The first life on land may not have dramatically stepped forth from the ocean to boldly claim the soil. Maybe, instead, it was left high and dry when its lake evaporated.
Regardless of how life became terrestrial, new data may push back scientists’ estimate of when that event occurred. An international team led by scientists at Pennsylvania State University in University Park says that unusually carbon-rich rocks found in eastern South Africa provide evidence of life on land around 2.6 billion years ago.
Life on Earth dates back as far as 3.85 billion years ago (see “An early cosmic wallop for life on earth?”, in this week’s issue: An early cosmic wallop for life on Earth?). However, indisputably land-dwelling organisms had been previously dated to only 1.2 billion years ago, the researchers say.
The evidence for the possibly reluctant landlubbers showed up in sequential layers of carbon-rich clays within a 17-meter-thick band of rock, says Hiroshi Ohmoto, a geochemist at Penn State and a coauthor of the report in the Nov. 30 Nature.
The upper 7 m of the band of fossil soil, or paleosol, contains more than 0.1 percent carbon, which is an unusually high concentration for Precambrian paleosol, Ohmoto says.
Because the carbon wasn’t concentrated along cracks or fractures, it’s unlikely that it came from hydrocarbons that later seeped into the paleosol. Instead, Ohmoto notes, almost all the carbon was trapped within clay-rich layers generally stretching parallel to the ancient surface of the soil.
He also contends that it’s unlikely that the carbon leached from nearby igneous rocks as the soil formed because the layers also contain significant quantities of hydrogen, phosphorus, and nitrogen. This combination of elements suggests their biological origin.
Furthermore, the ratio of carbon-13 to carbon-12 isotopes in the top 5 m of the paleosol fall within a narrow range that matches the ratio of carbon isotopes deposited by cyanobacteria in freshwater lakes.

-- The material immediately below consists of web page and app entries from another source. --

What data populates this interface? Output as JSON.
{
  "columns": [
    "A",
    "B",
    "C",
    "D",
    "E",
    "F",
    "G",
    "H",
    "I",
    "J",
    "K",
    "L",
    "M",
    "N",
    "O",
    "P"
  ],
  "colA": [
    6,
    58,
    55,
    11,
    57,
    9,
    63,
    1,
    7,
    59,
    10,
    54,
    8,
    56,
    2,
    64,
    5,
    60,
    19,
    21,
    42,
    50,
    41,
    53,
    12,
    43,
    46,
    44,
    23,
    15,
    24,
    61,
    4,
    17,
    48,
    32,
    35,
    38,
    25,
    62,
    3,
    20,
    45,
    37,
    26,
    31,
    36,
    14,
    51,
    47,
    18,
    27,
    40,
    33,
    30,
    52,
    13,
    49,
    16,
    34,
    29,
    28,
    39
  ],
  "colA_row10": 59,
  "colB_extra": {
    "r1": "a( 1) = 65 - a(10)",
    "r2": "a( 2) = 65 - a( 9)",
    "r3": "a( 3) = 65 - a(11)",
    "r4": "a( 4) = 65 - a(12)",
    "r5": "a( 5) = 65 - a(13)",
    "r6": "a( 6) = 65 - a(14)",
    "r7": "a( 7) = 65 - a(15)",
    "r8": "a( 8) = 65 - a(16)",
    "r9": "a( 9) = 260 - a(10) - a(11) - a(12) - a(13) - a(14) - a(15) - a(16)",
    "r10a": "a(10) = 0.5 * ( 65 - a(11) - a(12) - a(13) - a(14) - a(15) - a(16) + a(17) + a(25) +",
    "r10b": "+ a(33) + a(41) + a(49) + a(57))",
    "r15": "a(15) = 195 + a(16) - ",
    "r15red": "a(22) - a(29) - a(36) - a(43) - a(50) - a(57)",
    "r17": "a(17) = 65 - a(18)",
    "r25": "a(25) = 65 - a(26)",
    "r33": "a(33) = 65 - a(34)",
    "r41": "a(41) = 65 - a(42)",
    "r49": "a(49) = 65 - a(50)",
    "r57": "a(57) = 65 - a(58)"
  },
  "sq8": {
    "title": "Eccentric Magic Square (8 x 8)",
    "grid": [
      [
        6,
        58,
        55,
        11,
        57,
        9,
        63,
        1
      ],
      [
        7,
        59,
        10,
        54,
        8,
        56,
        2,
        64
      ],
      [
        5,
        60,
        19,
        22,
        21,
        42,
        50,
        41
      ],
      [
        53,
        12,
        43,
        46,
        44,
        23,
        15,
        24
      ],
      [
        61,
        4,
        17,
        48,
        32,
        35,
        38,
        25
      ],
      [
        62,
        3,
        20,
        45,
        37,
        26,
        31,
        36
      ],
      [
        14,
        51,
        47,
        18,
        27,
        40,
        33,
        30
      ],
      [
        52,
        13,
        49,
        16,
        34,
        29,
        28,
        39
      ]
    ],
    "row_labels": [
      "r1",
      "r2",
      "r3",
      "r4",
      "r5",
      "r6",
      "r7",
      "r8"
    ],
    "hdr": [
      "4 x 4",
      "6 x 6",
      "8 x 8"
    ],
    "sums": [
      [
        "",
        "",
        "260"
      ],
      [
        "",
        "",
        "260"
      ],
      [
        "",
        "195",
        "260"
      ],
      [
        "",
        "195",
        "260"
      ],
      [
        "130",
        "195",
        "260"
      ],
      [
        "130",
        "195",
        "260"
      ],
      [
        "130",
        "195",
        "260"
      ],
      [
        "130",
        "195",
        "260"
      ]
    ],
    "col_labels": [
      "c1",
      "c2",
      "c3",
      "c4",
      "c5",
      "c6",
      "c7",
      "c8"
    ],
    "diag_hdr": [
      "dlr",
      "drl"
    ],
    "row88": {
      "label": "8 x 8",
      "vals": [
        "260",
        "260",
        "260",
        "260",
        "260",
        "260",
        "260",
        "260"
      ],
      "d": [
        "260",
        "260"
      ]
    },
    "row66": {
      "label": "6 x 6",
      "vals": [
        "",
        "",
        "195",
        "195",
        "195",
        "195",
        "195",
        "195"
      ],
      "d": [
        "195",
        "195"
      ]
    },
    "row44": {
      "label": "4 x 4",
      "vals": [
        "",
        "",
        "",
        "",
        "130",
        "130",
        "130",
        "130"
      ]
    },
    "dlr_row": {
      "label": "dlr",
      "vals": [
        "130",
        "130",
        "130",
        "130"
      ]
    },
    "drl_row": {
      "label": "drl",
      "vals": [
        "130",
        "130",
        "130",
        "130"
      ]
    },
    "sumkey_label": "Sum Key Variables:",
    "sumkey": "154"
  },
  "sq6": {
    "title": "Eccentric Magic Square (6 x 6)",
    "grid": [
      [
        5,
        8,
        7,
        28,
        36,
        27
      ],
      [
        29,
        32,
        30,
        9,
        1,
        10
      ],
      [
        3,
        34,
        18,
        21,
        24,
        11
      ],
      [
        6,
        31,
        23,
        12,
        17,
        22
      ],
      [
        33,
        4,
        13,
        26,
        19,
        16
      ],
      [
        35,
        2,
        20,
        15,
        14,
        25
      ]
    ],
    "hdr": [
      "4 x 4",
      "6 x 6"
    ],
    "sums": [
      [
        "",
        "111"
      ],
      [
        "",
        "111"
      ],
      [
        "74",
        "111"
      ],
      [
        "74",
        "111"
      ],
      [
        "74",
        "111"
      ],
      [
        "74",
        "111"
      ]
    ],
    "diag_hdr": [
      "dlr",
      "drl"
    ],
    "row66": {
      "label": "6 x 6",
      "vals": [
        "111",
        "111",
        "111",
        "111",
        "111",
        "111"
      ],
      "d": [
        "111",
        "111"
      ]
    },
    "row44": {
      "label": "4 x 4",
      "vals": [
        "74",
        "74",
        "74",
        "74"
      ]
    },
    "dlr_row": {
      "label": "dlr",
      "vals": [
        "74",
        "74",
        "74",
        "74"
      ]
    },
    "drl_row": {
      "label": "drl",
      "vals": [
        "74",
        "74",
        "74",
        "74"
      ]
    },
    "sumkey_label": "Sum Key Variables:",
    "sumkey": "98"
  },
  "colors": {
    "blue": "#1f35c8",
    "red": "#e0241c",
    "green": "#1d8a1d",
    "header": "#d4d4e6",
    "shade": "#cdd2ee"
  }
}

Evidence for similar organisms has been found recently in marine shales about 2.7 billion years old, he notes.
Several factors provide clues to the environment where the ancient terrestrial soil formed. The researchers found an unusually high concentration of calcium in the paleosol.
The thin layers of carbon-rich clay measured at least 30 micrometers thick and sometimes exceeded 1 millimeter. Each clay layer was typically topped by a sprinkling of quartz grains whose size, shape, and layering indicate they were deposited by the wind.
Ohmoto and his colleagues assert that the paleosol formed in a lowland basin that collected water during the rainy season. Rain and local groundwater dissolved silicates and calcium-bearing minerals from higher elevations and carried them down to the basin.
There, they seeped into the soil and crystallized when the water evaporated.
Mats of microbes—which were likely up to 1 cm thick when alive—grew on the surface of the clay-rich soil and then were buried by windblown material during the ensuing dry season, Ohmoto says. This process forms calcium-rich soils today, he notes.
“Any evidence of life on land before plants is precious information,” says David J. Des Marais, an astrobiologist at NASA Ames Research Center at Moffett Field, Calif. “This [finding] speaks to a broader ecological distribution and diversity of organisms than previously recognized.”
Because these organisms grew on the soil’s surface, Ohmoto says, they would have been exposed to ultraviolet (UV) radiation from the sun. The new research implies that Earth had an ozone layer that offered some protection from UV light about 2.6 billion years ago, he adds.
Des Marais disagrees, saying that no ozone layer was required. For example, modern microbes similar to those that Ohmoto suspects formed this paleosol shed cells that form a UV-absorbing layer, he says. “There are a lot of ways for organisms to avoid ultraviolet light,” Des Marais notes.